Historic Properties for Sale: Some Assembly Required Edition

Posted on: April 20th, 2011 by Sarah Heffern 1 Comment
Log cabin in Catlett, VA. (Click photo to see listing.)

Log cabin in Catlett, VA. (Click photo to see listing.)

When I was a kid, one of my favorite things to play with was Lincoln Logs. I loved assembling little houses out of the notched-wood logs, but I always found it frustrating that they were so small. One set of Lincoln Logs (which is all my grandparents had) was enough, at best, to make a two-room cabin, and even back then I liked my buildings on the grander side. One thing that never occurred to me, however, in the countless times I built and re-built those houses, is that it was possible to do the same thing in real life, with a real building like this one. Lincoln Logs for grownups!

The cabin, located in Catlett, Virginia, features hand-hewn logs and dates back to 1800. Unlike my childhood creations, it's two stories and more than two rooms (or so the inclusion of beaded pine board wall partitions and batten interior doors would suggest). I'm not gonna lie, if I were willing to move 45 miles away from my job, doing so to re-assemble a historic log cabin would absolutely be the coolest.

The Biemann-Hughs House in Walhalla, SC. (Click photo to view listing.)

The Biemann-Hughs House in Walhalla, SC. (Click photo to view listing.)

On the fancier side of the historic re-assembly market is the Italianate Biemann-Hughs House in Walhalla, South Carolina. Constructed in 1888, this L-shaped house features 11 rooms (five bedrooms, two bathrooms) and a double veranda. Included in the purchase price are the original antique fixtures such as toilets, bathtubs, windows, mantles, and doors -- along with the plans, photos, and a walk-through DVD to assist in re-assembling the home to its earlier appearance. (I'm pretty sure child-me would have loved building the dollhouse version of this - so much more spacious than my Lincoln Log homes!)
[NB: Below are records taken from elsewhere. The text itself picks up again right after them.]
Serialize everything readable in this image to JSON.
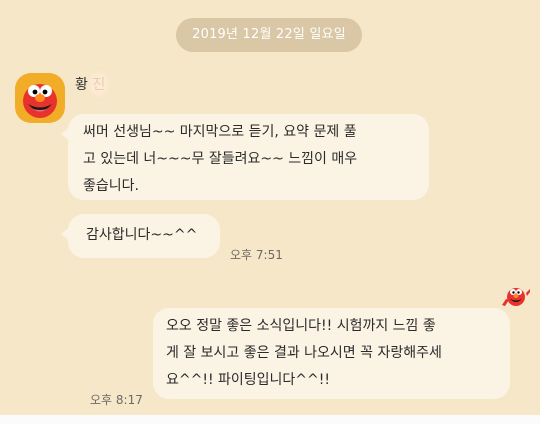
{
  "chat": {
    "date": "2019년 12월 22일 일요일",
    "sender": {
      "name": "황 진",
      "avatar_icon": "elmo-avatar-icon"
    },
    "messages": [
      {
        "text": "써머 선생님~~ 마지막으로 듣기, 요약 문제 풀\n고 있는데 너~~~무 잘들려요~~  느낌이 매우\n좋습니다."
      },
      {
        "text": "감사합니다~~^^",
        "time": "오후 7:51"
      },
      {
        "text": "오오 정말 좋은 소식입니다!! 시험까지 느낌 좋\n게 잘 보시고 좋은 결과 나오시면 꼭 자랑해주세\n요^^!! 파이팅입니다^^!!",
        "time": "오후 8:17",
        "avatar_icon": "elmo-mini-icon"
      }
    ]
  },
  "colors": {
    "background": "#f6e7c9",
    "bubble": "#fbf3e4",
    "date_pill": "#d9c7a6",
    "avatar_bg": "#f1ad27",
    "elmo_red": "#e7332b"
  }
}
Of course, not all of the distressed properties on our Historic Real Estate website require assembly - many are still standing but in need of rehabilitation. Take Cincinnati's historic Our Lady of Perpetual Help church for example. Vacant since 1989, it needs extensive interior renovation, but is structurally sound. It sounds like a lovely building, with ornamental brickwork, a rose window, an interior balcony, and a 170-foot spire. And over in Chanute, Kansas, an early 20th century Main Street storefront block is in search of a new owner. As currently configured, the building offers five ground floor commercial spaces - some with original wood trim and floors and tin ceilings - along with with five corresponding apartments upstairs. It needs some TLC in the form of restoration, but seems like a great opportunity.

And for those reading this for whom all the talk of assembly and restoration seem daunting - never fear! The Historic Real Estate site has plenty of move-in ready listings, too, so hop on over and see what's available in your town!

Sarah Heffern is a member of the Digital and New Media team at the National Trust for Historic Preservation. Writing this post has given her the urge to go build something, but she suspects her skills may still be in the Lincoln Log phase.

The National Trust for Historic Preservation works to save America's historic places. Join us today to help protect the places that matter to you.

Sarah Heffern

Sarah Heffern

Sarah Heffern is the social media strategist for the National Trust’s Public Affairs team. While she embraces all things online and pixel-centric, she’s also a hard-core building hugger, having fallen for preservation in a fifth grade “Built Environment” class.

Real Estate

One Response

  1. Todd Zeiger

    April 21, 2011

    So true – and add the Lustron house – the ultimate “Some assembly required by homeonwer” house